#### RECORD EXTRACTS ####
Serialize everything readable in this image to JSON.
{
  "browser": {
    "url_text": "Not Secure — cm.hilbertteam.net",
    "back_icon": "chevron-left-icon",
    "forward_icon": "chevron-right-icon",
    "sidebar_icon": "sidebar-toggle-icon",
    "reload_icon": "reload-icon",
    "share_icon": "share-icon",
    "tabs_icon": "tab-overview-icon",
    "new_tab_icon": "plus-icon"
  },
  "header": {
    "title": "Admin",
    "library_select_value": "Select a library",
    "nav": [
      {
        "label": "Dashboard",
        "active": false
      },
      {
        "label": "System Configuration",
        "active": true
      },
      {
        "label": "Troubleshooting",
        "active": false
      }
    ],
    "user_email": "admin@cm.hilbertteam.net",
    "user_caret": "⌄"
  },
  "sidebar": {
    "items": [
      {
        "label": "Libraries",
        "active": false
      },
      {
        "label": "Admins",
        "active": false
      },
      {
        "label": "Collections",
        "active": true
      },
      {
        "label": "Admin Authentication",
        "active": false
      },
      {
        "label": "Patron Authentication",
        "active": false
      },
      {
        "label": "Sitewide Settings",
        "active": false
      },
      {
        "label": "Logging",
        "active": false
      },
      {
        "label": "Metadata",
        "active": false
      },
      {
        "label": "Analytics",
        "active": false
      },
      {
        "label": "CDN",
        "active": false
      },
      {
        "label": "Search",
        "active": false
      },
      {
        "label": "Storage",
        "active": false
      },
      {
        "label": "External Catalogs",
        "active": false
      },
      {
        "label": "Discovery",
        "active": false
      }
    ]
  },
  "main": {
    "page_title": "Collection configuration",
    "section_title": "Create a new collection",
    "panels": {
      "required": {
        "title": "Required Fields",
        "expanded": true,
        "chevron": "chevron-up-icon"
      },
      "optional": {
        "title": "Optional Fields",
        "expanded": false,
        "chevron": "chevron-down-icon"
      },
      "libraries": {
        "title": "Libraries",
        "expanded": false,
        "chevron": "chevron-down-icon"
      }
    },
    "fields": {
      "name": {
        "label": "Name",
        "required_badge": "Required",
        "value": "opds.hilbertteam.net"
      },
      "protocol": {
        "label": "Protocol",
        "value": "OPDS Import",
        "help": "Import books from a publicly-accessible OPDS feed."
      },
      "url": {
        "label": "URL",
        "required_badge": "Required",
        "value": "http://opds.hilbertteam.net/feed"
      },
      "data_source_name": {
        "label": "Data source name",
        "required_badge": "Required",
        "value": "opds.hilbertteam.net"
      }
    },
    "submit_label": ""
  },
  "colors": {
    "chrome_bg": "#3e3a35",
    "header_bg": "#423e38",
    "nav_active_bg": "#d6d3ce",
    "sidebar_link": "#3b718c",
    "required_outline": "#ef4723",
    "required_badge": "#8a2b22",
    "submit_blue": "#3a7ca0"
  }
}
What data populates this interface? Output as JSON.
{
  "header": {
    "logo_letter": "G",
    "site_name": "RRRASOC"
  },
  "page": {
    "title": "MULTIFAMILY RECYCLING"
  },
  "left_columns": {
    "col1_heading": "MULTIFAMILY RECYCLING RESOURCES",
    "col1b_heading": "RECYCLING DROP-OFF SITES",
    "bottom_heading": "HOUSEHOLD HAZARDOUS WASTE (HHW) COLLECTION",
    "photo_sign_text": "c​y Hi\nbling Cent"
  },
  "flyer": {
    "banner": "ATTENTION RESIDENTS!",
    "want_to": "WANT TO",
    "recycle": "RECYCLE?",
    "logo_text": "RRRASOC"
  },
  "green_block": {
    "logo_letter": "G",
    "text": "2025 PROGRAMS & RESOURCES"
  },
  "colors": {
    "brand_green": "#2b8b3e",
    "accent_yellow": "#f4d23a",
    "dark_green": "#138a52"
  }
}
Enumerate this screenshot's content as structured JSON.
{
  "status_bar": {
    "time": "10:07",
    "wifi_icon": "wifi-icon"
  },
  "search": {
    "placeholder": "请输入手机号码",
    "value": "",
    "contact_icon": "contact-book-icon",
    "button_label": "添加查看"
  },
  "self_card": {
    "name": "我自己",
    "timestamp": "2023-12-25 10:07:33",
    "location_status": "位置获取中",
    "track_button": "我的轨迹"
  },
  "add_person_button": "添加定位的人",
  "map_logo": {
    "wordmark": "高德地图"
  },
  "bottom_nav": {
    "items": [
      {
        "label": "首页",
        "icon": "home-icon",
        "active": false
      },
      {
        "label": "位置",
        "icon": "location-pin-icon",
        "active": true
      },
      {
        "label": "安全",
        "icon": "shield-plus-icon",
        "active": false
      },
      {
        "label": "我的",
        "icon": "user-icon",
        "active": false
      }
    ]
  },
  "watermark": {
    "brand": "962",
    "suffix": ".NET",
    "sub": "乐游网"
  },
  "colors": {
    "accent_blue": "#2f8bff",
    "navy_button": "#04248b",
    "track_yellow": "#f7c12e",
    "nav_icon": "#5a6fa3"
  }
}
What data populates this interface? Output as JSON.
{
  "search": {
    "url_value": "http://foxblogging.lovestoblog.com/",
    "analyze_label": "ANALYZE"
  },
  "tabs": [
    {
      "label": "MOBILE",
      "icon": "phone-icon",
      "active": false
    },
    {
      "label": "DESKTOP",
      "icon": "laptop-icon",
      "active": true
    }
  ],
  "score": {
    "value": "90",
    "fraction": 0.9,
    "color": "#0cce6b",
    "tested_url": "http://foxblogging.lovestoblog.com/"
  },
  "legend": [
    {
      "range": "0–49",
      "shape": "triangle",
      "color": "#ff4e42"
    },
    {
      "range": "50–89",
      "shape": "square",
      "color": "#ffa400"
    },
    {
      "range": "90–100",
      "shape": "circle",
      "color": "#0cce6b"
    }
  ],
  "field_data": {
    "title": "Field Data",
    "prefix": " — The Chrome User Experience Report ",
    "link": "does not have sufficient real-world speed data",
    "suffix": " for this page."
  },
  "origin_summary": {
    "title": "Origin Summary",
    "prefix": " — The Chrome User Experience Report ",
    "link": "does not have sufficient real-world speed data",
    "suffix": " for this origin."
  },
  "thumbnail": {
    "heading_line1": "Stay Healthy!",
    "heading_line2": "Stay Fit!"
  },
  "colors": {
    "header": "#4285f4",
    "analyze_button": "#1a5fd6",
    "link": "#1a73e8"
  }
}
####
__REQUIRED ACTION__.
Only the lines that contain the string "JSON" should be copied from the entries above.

__ANSWER BELOW__.
Serialize everything readable in this image to JSON.
What data populates this interface? Output as JSON.
Enumerate this screenshot's content as structured JSON.
What data populates this interface? Output as JSON.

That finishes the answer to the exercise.